Walnut Canyon National Monument
Completed: August 25, 2017
I actually completed this program in 2013 with my grandson, but misplaced the booklet and badge. I cherish the time I spent working on this with him, but wanted to have a replacement booklet and badge for this blog, so I worked on it while on my way to and from the Grand Canyon National Park this summer.
This park has ruins from 1300 CE when the Sinagua people inhabited the area. What makes these ruins unique is the ‘island’ of rock which the ruins are scattered along and many are accessible or at least easily seen from a one-mile trail which encircles the island. As this park sits at 7,000 feet and you have to walk down 185 vertical feet on stone stairs you need to carry water and be in good health. Not all of the ruins can be seen along the trail. The picture above shows some below the trail, these could be seen from a trail along the rim from the visitor center.
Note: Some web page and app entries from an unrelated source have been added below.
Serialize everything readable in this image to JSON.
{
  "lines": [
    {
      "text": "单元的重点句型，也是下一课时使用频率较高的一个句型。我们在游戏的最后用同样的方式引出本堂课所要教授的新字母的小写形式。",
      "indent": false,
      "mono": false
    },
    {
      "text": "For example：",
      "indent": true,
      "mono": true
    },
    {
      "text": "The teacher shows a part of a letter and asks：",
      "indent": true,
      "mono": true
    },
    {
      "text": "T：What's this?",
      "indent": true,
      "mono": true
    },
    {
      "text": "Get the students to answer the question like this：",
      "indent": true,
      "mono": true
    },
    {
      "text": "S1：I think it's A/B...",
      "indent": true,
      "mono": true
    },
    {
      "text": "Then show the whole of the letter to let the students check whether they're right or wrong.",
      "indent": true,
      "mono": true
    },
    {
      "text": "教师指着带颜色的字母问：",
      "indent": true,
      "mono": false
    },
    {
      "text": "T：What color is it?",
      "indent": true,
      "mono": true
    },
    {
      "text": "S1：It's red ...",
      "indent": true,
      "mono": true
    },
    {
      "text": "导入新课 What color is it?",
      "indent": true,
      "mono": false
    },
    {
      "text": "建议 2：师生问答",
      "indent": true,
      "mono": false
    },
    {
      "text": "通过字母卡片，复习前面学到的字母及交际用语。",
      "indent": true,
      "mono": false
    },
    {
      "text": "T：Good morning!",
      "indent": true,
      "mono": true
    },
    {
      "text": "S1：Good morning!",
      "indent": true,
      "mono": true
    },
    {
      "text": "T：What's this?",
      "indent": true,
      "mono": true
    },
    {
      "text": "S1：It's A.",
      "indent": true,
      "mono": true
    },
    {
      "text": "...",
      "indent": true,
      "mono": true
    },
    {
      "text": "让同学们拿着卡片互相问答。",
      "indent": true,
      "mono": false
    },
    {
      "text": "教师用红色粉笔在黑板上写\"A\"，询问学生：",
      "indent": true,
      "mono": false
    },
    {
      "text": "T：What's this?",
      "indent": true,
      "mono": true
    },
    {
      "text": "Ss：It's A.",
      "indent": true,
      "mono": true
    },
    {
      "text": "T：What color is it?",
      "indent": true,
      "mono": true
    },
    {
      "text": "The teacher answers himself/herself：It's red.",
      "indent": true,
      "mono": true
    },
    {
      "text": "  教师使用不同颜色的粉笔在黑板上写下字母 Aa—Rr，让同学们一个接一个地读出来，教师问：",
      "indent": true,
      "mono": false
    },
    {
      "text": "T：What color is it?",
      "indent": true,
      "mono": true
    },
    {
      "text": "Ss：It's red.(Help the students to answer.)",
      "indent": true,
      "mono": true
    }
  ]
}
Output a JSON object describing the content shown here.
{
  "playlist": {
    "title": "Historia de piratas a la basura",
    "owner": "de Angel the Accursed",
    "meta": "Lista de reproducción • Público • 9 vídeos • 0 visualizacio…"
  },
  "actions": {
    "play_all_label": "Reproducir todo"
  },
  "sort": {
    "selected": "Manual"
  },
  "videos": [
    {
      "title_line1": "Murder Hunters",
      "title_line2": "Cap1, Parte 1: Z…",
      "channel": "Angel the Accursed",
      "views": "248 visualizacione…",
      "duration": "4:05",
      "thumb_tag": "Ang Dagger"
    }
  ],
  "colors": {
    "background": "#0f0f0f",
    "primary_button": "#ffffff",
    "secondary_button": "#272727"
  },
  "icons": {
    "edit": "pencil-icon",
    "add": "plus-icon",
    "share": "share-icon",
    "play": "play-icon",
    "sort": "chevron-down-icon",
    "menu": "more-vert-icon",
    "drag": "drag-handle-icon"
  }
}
Three age groupings and their icon: Ages 7 and under – Horned Lizard, Ages 8 to 11 – Squirrel and Ages 12 and up – Raven. Each group is to complete the activities matching the icon showing on each page, with each group having three activities to complete.
Activities are; Trekking In and Out of the Canyon, Plant Hunter, Canyon Puzzler, A-MAZE-ing Trails, SENSE-ational Walnut Canyon, To Protect and Preserve, Park Rangers at Work, Where in the Canyon, Identify a Tree, Respect to Protect and Notes from the Edge. The last two activities are for all ages. The Raven activities are; Canyon Puzzler, To Protect and Preserve and Identify a Tree.
I always enjoy completing a crossword puzzle based on the park, much more than a word search. I always learn something from the clues. To Protect and Preserve was interesting, using a word bank, blanks are filled in to reconstruct the proclamation that established Walnut Canyon National Monument by President Woodrow Wilson in 1915. Wow, this site was established a year before the National Park Service was created from the Department of the Interior.
Identify a Tree is a great resource, besides helping me identify a Ponderosa Pine while visiting, it will help to identify other trees in the future. It uses a method of yes and no questions which create a key leading to six different trees found in this area, and throughout Arizona and the Southwest.
Ruin on rim
On the day I picked up the booklet a ceremony had just finished dedicating a plaque honoring Stephen Tyng Mather, considered the founder of the National Park Service. Not every site has a plaque, many were placed in the 1930s, again in the 1960s. The NPS Centennial in 2016 renewed interest in placing these plaques at more parks. Through private donations this plaque was installed on August 25, 2017. We missed the dedication, but enjoyed some cake. A few days later I returned with my booklet completed and received their beautiful wooden badge. This wooden badge is sturdier than other wooden badges I have received, probably not walnut, though.